Via PC World : Inside Intel’s bold plan to personalize live 3D sports broadcasts
Intel is working on technology so viewers can carve out their own interactive live sports broadcasts on PCs, VR headsets, and even TVs
Viewers may soon see a big change coming in the way they experience the chills and thrills of live sports broadcasts. It’ll be customizable, interactive, and it will put them at the center of the experience.
If it goes as envisioned, Intel’s multi-year plan will allow viewers to tailor their own live sports broadcasts, and watch events as if they were on the field.
The live sports broadcasts will be available for VR headsets, PCs, and even TVs. The experience will be unlike live sports today, in which the views and angles are selected by the broadcasters.
Instead, viewers in real-time will be able to create their own 3D broadcast of a sports event. Viewers will be able to select any type of view or camera angle they want for the live broadcast.
For example, users will be able to get a bird’s eye view of a touchdown in a football game or a goal in soccer. Alternately, users will be able to view the same experience from a player’s perspective. It depends on what a viewer selects, and many angles will be covered.
Intel’s goal is to roll out this 360-degree live broadcast technology starting in 2019, and the company is working with broadcasters to deliver the real-time interactive experience.
Watching live content is now a linear experience, but live broadcasts tailor-made to viewers will revolutionize the way people watch sports, said James Carwana, general manager at Intel’s sports group.
Intel is already working with a number of broadcasters to deliver these unique 3D experiences in real time to viewers, said Jeff Hopper, general manager of immersive experiences at Intel.
Broadcasters are eager to bring more interactive experience to live sports, Hopper said.
Some sports, such as football and soccer, are ideal for this interactive 3D live sports experience. It may be difficult to bring the same experience to sports like skiing, with the action happening over long distances. But Carwana said Intel is eager to bring this experience to a variety of sports and broadcasts worldwide.
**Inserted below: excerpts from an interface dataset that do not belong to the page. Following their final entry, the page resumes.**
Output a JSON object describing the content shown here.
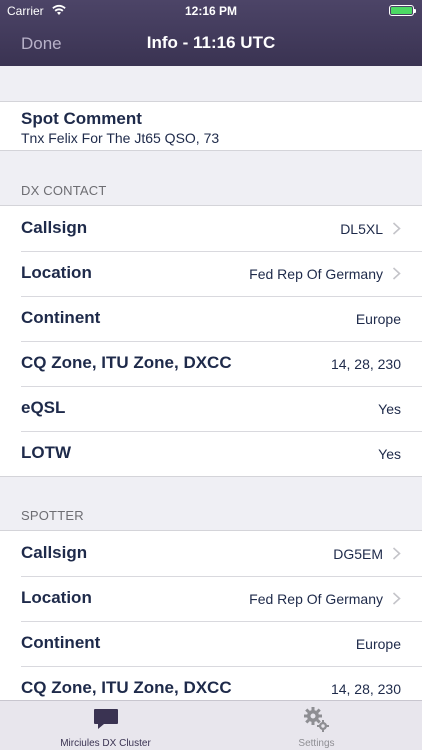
{
  "status_bar": {
    "carrier": "Carrier",
    "time": "12:16 PM",
    "battery_level": 1.0
  },
  "nav": {
    "done_label": "Done",
    "title": "Info - 11:16 UTC"
  },
  "spot_comment": {
    "title": "Spot Comment",
    "text": "Tnx Felix For The Jt65 QSO, 73"
  },
  "dx_contact": {
    "header": "DX CONTACT",
    "rows": [
      {
        "label": "Callsign",
        "value": "DL5XL"
      },
      {
        "label": "Location",
        "value": "Fed Rep Of Germany"
      },
      {
        "label": "Continent",
        "value": "Europe"
      },
      {
        "label": "CQ Zone, ITU Zone, DXCC",
        "value": "14, 28, 230"
      },
      {
        "label": "eQSL",
        "value": "Yes"
      },
      {
        "label": "LOTW",
        "value": "Yes"
      }
    ]
  },
  "spotter": {
    "header": "SPOTTER",
    "rows": [
      {
        "label": "Callsign",
        "value": "DG5EM"
      },
      {
        "label": "Location",
        "value": "Fed Rep Of Germany"
      },
      {
        "label": "Continent",
        "value": "Europe"
      },
      {
        "label": "CQ Zone, ITU Zone, DXCC",
        "value": "14, 28, 230"
      }
    ]
  },
  "tab_bar": {
    "tabs": [
      {
        "label": "Mirciules DX Cluster",
        "icon": "chat-bubble-icon",
        "active": true
      },
      {
        "label": "Settings",
        "icon": "gears-icon",
        "active": false
      }
    ]
  },
  "colors": {
    "nav_bg": "#3a3352",
    "accent": "#1e2a4a",
    "battery": "#4cd964"
  }
}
Watching live sports from any angle will especially be fun on VR headsets, which allows users to view 3D content. In the future, viewers will be able to switch angles in real time and roam through a field as a play is taking place.
Interactive live sports is a killer application for VR, a market that is still emerging. Games are being received with a lot of enthusiasm on VR headsets, and live sports will bring a similar experience, except a viewer isn’t playing.
But broadcasting live interactive content is easier said than done. It involves implementing an army of cameras in stadiums, creating a full 3D video experience so any particular scene can be viewed from any angle, and a new media format to support the interactive experience. It also requires a powerful back-end of servers to process all the data required to create an experience customized to each viewer.
Intel’s starting off modestly with interactive replays instead of live broadcasts, allowing it to test the technology before it goes big time. At Super Bowl LI on Feb. 5, Fox Sports will show interactive replays based on Intel’s 360-degree replay technology. Intel has already used similar replay technology in sports like baseball and basketball.
Further down the road, as technology is closely integrated into sports, users will be able to view live statistics as part of the experience. Intel has already done that, with live statistics on display during a live broadcast of the Winter X Games last year. In real-time, users were able to view key athlete performance data like how high a snowboarder jumped and how far they rotated. The data was captured from sensors on the snowboards.
Intel is working on technology that will make all of this happen. It is using a media format called FreeD, which will be central to live interactive sports broadcasts. Instead of pixels, which are used in regular images and video file formats, FreeD will have voxels, which composes image content in a three-dimensional format.
In each stadium offering live interactive video, 38 cameras will be installed, which is enough to generate a full view of all angles needed to generate a custom broadcast for each viewer. The cameras will generate terabytes of image data every few seconds.
During a live broadcast, a viewer will be able to select the angle they want to see a sport from, and that request will be delivered to a server. The server will compile the custom broadcast by processing and cutting images from all 38 cameras to generate the desired angle.
Servers will need a lot of horsepower to do that. Intel will use FreeD rendering technologies from its acquisition of Replay Technologies, which specializes in video formatting. It will also rely on algorithms to help generate those interactive for live sports broadcasts.
Intel has targeted the TV market several times previously, including a plan to launch its own TV service, but failed. This is the most ambitious experience so far, and it’ll require many years of commitment. Intel has also acquired companies like Voke — which provides technology to deliver live 3D broadcasts to VR headsets — that are playing a central role in the chipmaker’s efforts.
The amount of data generated for an interactive live sports broadcast leads to bandwidth challenges, the Intel executives acknowledged. But with technologies like 5G — which could transmit mobile data at speeds of up to 20Gbps — coming, some of those issues could be resolved, Hopper said. The live sports technology touches upon the key markets Intel is pursuing, including 5G, servers, and the internet of things.
The technology is still not here, and Intel’s plan to make it possible by 2019 seems ambitious considering the numerous challenges. But Intel has a clear vision of how live sports broadcasts will look, and it’s exciting.